Extracted data entries:
+ + + + +
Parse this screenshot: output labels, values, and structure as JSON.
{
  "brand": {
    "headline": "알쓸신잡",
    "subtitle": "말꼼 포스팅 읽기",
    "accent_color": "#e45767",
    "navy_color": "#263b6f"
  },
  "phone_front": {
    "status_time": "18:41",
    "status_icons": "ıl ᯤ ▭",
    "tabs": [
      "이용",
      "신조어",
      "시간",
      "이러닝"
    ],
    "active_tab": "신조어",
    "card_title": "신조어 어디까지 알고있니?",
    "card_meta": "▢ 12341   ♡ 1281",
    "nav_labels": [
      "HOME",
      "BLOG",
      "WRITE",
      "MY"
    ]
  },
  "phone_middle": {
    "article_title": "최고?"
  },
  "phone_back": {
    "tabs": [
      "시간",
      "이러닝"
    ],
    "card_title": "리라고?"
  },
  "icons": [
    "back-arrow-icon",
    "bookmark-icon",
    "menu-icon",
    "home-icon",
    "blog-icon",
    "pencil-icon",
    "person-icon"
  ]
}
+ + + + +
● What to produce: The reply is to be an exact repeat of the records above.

● Solution to the problem:
Parse this screenshot: output labels, values, and structure as JSON.
{
  "brand": {
    "headline": "알쓸신잡",
    "subtitle": "말꼼 포스팅 읽기",
    "accent_color": "#e45767",
    "navy_color": "#263b6f"
  },
  "phone_front": {
    "status_time": "18:41",
    "status_icons": "ıl ᯤ ▭",
    "tabs": [
      "이용",
      "신조어",
      "시간",
      "이러닝"
    ],
    "active_tab": "신조어",
    "card_title": "신조어 어디까지 알고있니?",
    "card_meta": "▢ 12341   ♡ 1281",
    "nav_labels": [
      "HOME",
      "BLOG",
      "WRITE",
      "MY"
    ]
  },
  "phone_middle": {
    "article_title": "최고?"
  },
  "phone_back": {
    "tabs": [
      "시간",
      "이러닝"
    ],
    "card_title": "리라고?"
  },
  "icons": [
    "back-arrow-icon",
    "bookmark-icon",
    "menu-icon",
    "home-icon",
    "blog-icon",
    "pencil-icon",
    "person-icon"
  ]
}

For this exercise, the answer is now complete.